Two of the most common dental problems in dogs are periodontal disease and tooth decay. In this blog, our Stockton vets discuss the importance of dog dental care and how the most common dental problems in dogs are treated and prevented.
Why is dog dental care important?
Dental care is a very important part of your dog's overall health and wellbeing. Your dog will generally start showing signs of periodontal disease (gum disease) by the time they are about 3 years old. Because this is an early age to start developing a dental disease it can have serious long-term effects on your pup's health.
According to several studies, there is a connection between periodontal disease and heart disease in both dogs and humans.
The connection between periodontal disease and heart disease occurs because bacteria enters the bloodstream from the mouth, damaging heart function and causing problems with other organs. These health conditions are in addition to the more visible problems such as pain caused by eroded gums, and missing or damaged teeth.
Pairing at-home oral health care routines with dental treats can go a long way in helping your pup's teeth stay clean, although, the best way to keep your dog’s mouth healthy and clean is to bring them to the vet for annual dental exams and hygiene cleanings.
Neglecting your pup's annual professional cleanings can put them at risk for many dental problems such as gingivitis, periodontal disease, bad breath, and in severe cases pain, tooth decay, and tooth loss.
What happens at pet dental care appointments?
To keep your dog from developing tooth decay and periodontal disease, our veterinary dentists at Rosemarie Pet Hospital suggest bringing your pooch in for a dental appointment once a year, or more regularly if they are suffering from severe or recurring dental problems.
When you bring your dog in for a dental checkup our dog dentists will conduct a comprehensive oral examination for your canine friend and look for signs of common dental issues, such as:
- Bleeding around the mouth
- Extra teeth or retained baby teeth
- Plaque or tartar buildup on teeth
- Swelling or pain in or around the mouth
- Bad breath
- Discolored teeth
- Loose teeth
- Broken teeth
If you notice symptoms of periodontal disease in your dog, such as reduced appetite (which can be an indication of tooth pain), abnormal chewing, drooling, dropping food from the mouth, bad breath or other symptoms contact your vet immediately to book a dental appointment for your canine companion. Oral health issues can become severe if they are left untreated and can cause your pooch a great deal of pain and discomfort.
Our vets assess all pets to make sure they are healthy enough to undergo anesthesia and conduct additional diagnostics if required to ensure that a dental exam while anesthetized is safe for your dog. Once your pet is safely sedated, we will perform a complete tooth-by-tooth examination, with charting, (just like your dentist does during your examinations).
When your dog is safe and comfortable under anesthesia, we will thoroughly clean and polish their teeth, above and below the gum line. We probe and X-ray the teeth and to help protect against future decay, and damage we use a fluoride treatment before applying a dental sealant to prevent plaque buildup.

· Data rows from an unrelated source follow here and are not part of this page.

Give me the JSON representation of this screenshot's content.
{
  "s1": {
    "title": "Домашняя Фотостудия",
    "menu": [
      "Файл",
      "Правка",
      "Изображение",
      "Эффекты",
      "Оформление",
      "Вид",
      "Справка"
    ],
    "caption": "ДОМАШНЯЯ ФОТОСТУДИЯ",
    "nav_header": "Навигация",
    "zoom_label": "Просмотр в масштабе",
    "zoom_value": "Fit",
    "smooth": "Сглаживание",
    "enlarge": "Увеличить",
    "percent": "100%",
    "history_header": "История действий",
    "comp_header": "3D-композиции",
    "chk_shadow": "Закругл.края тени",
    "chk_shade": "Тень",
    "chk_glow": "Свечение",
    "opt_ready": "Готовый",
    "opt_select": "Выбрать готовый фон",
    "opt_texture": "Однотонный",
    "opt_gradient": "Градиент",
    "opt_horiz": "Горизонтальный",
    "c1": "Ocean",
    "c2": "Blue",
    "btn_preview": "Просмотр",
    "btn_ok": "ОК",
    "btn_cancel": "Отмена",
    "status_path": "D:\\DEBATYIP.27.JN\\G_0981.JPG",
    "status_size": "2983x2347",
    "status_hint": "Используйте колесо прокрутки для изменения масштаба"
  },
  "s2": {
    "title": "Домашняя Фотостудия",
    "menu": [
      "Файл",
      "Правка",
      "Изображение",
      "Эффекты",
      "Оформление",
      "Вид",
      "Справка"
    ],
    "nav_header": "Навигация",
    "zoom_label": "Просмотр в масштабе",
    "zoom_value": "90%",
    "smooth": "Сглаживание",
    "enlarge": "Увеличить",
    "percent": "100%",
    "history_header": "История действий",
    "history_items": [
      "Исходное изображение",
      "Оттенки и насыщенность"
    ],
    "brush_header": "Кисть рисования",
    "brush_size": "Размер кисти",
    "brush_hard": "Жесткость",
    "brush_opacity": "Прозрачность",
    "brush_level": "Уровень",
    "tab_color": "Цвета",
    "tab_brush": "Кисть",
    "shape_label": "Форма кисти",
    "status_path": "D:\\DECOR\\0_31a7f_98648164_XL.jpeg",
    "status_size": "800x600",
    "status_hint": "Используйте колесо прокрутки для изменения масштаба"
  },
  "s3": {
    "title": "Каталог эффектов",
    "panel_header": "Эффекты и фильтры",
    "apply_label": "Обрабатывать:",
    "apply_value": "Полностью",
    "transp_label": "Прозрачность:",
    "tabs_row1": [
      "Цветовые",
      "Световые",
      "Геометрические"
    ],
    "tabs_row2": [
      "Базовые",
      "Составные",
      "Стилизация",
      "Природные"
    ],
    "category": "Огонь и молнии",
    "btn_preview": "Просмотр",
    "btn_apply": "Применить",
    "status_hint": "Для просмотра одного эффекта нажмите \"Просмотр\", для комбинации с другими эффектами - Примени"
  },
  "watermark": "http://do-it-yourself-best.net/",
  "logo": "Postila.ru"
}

If your dog is suffering from advanced periodontal disease, we will work with you to develop a treatment plan to help make your dog's mouth pain-free and healthy again.
How are dog dental health problems treated?

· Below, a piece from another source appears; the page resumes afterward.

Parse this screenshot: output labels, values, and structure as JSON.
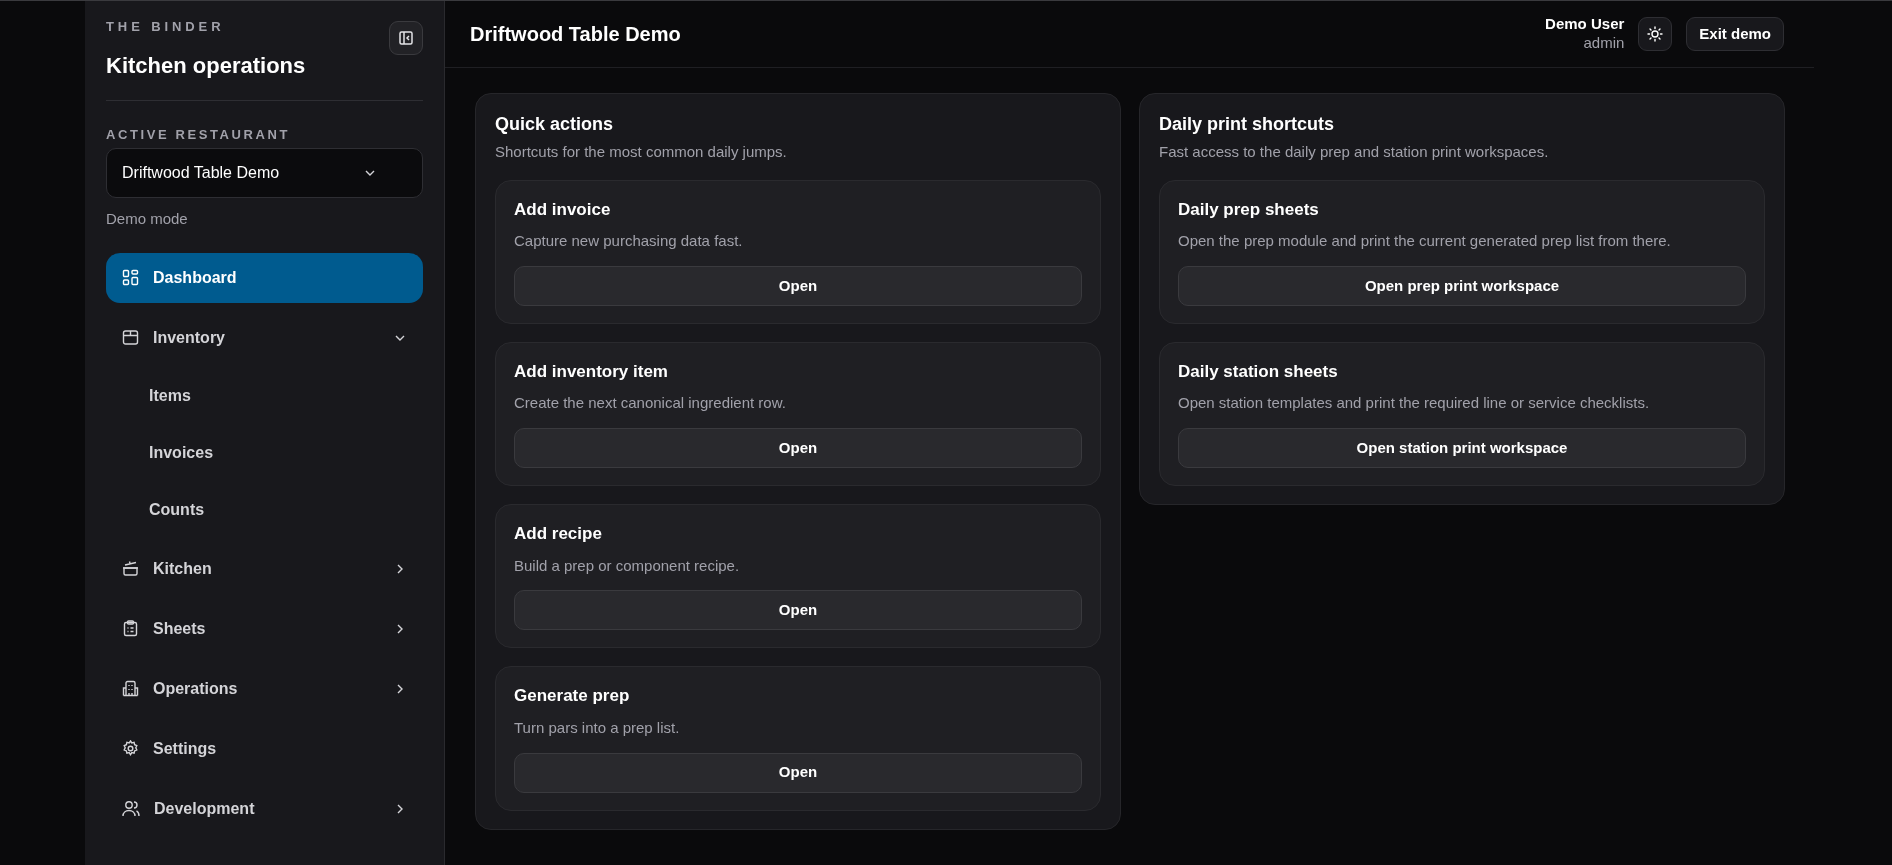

The treatment methods used and the duration of the treatments will depend on the type and severity of the condition. Below our vet dentists in Stockton list the ways a few of the most common dog dental conditions are treated.

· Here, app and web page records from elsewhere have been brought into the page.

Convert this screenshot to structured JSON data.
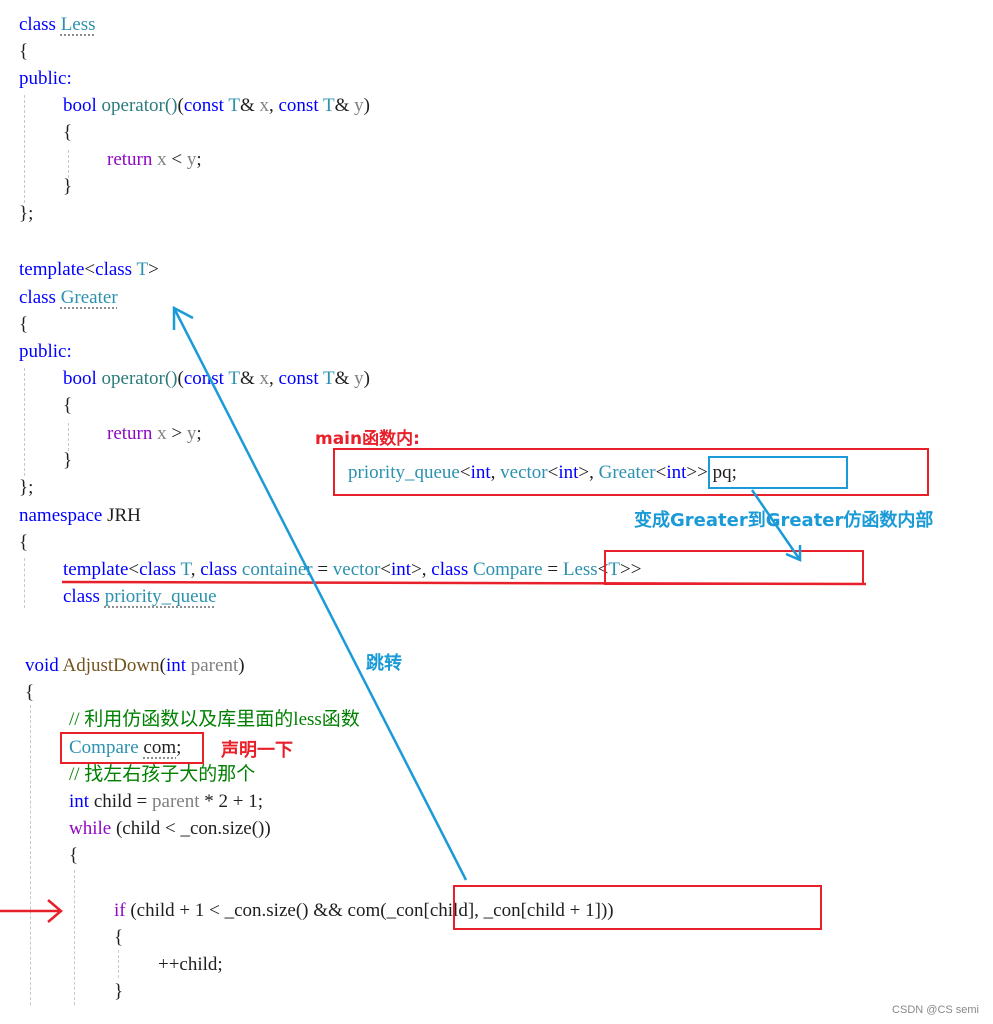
{
  "code_lines": {
    "l1": {
      "kw": "class",
      "name": "Less"
    },
    "l2": "{",
    "l3": "public:",
    "l4": {
      "ret": "bool",
      "fn": "operator()",
      "open": "(",
      "c1": "const",
      "t1": "T",
      "amp1": "&",
      "p1": "x",
      "comma": ", ",
      "c2": "const",
      "t2": "T",
      "amp2": "&",
      "p2": "y",
      "close": ")"
    },
    "l5": "{",
    "l6": {
      "kw": "return",
      "expr_a": "x",
      "op": "<",
      "expr_b": "y",
      "end": ";"
    },
    "l7": "}",
    "l8": "};",
    "l9": {
      "kw": "template",
      "lt": "<",
      "cls": "class",
      "t": "T",
      "gt": ">"
    },
    "l10": {
      "kw": "class",
      "name": "Greater"
    },
    "l11": "{",
    "l12": "public:",
    "l13": {
      "ret": "bool",
      "fn": "operator()",
      "open": "(",
      "c1": "const",
      "t1": "T",
      "amp1": "&",
      "p1": "x",
      "comma": ", ",
      "c2": "const",
      "t2": "T",
      "amp2": "&",
      "p2": "y",
      "close": ")"
    },
    "l14": "{",
    "l15": {
      "kw": "return",
      "expr_a": "x",
      "op": ">",
      "expr_b": "y",
      "end": ";"
    },
    "l16": "}",
    "l17": "};",
    "l18": {
      "kw": "namespace",
      "name": "JRH"
    },
    "l19": "{",
    "l20": {
      "tpl": "template",
      "lt": "<",
      "cls1": "class",
      "t": "T",
      "sep1": ", ",
      "cls2": "class",
      "container": "container",
      "eq1": " = ",
      "vector": "vector",
      "lt2": "<",
      "int": "int",
      "gt2": ">",
      "sep2": ", ",
      "cls3": "class",
      "compare": "Compare",
      "eq2": " = ",
      "less": "Less",
      "lt3": "<",
      "t3": "T",
      "gt3": ">",
      "gt": ">"
    },
    "l21": {
      "kw": "class",
      "name": "priority_queue"
    },
    "l22": {
      "kw": "void",
      "fn": "AdjustDown",
      "open": "(",
      "int": "int",
      "param": "parent",
      "close": ")"
    },
    "l23": "{",
    "l24": "// 利用仿函数以及库里面的less函数",
    "l25": {
      "type": "Compare",
      "var": "com",
      "end": ";"
    },
    "l26": "// 找左右孩子大的那个",
    "l27": {
      "int": "int",
      "rest1": " child = ",
      "param": "parent",
      "rest2": " * 2 + 1;"
    },
    "l28": {
      "kw": "while",
      "rest": " (child < _con.size())"
    },
    "l29": "{",
    "l30": {
      "kw": "if",
      "rest": " (child + 1 < _con.size() && ",
      "call": "com(_con[child], _con[child + 1])",
      "close": ")"
    },
    "l31": "{",
    "l32": "++child;",
    "l33": "}"
  },
  "main_snippet": {
    "pq": "priority_queue",
    "lt1": "<",
    "int1": "int",
    "sep1": ", ",
    "vector": "vector",
    "lt2": "<",
    "int2": "int",
    "gt2": ">",
    "sep2": ", ",
    "greater": "Greater",
    "lt3": "<",
    "int3": "int",
    "gt3": ">",
    "gt1": ">",
    "var": " pq;"
  },
  "annotations": {
    "main_label": "main函数内:",
    "becomes_label": "变成Greater到Greater仿函数内部",
    "jump_label": "跳转",
    "declare_label": "声明一下"
  },
  "colors": {
    "annotation_red": "#e8202a",
    "annotation_blue": "#1a9bd7",
    "keyword": "#0000ff",
    "type": "#2b91af",
    "control": "#8f08c4",
    "comment": "#008000"
  },
  "watermark": "CSDN @CS semi"
}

Periodontal Disease: If your pup is suffering from periodontal disease it can be treated with something as simple as dental cleanings in its earliest stages, or antibiotics if the condition is more severe. Although, if it goes too long without treatment it can become irreversible and cause additional problems throughout the body.
Tooth Decay: Your dog's dentist will use a drill to remove the infected parts of the tooth and fill it with a composite that is the same color as their teeth, which will be sealed and smoothed with a binding agent.
Gingivitis: This condition can typically be treated with dog dental cleanings. However, if they do not respond to this treatment your pup will have to be tested for other problems.
No matter what problem your dog has prevention is the best treatment, therefore we highly recommend implementing dental care for your dog at home and bringing your pup in for their annual dental exams and cleanings.
Protecting Your Dog's Oral Health
You as a dog owner, play a key part in helping your dog fight dental diseases. Here are a few easy ways you can help keep your dog's mouth healthy and clean:
- Use a finger brush provided by your vet, or a child’s toothbrush to clean your pet’s teeth daily to remove any plaque or debris. It's as easy as brushing your own teeth. If your dog fights having their teeth cleaned try some doggie toothpaste in flavors your pup will love. These special kinds of toothpaste can turn a chore into a treat.
- Use a plaque prevention product (your vet can suggest a few), which you can apply to your canine’s teeth and gums. These products act as a barrier to prevent plaque buildup.
- Offer your dog treats such as dental chews or food designed to help prevent plaque and tartar buildup.
Dental care is an important part of your canine companion's overall health. Remember to book your dog's annual dental appointment today, your pup will thank you.
Note: The advice provided in this post is intended for informational purposes and does not constitute medical advice regarding pets. For an accurate diagnosis of your pet's condition, please make an appointment with your vet.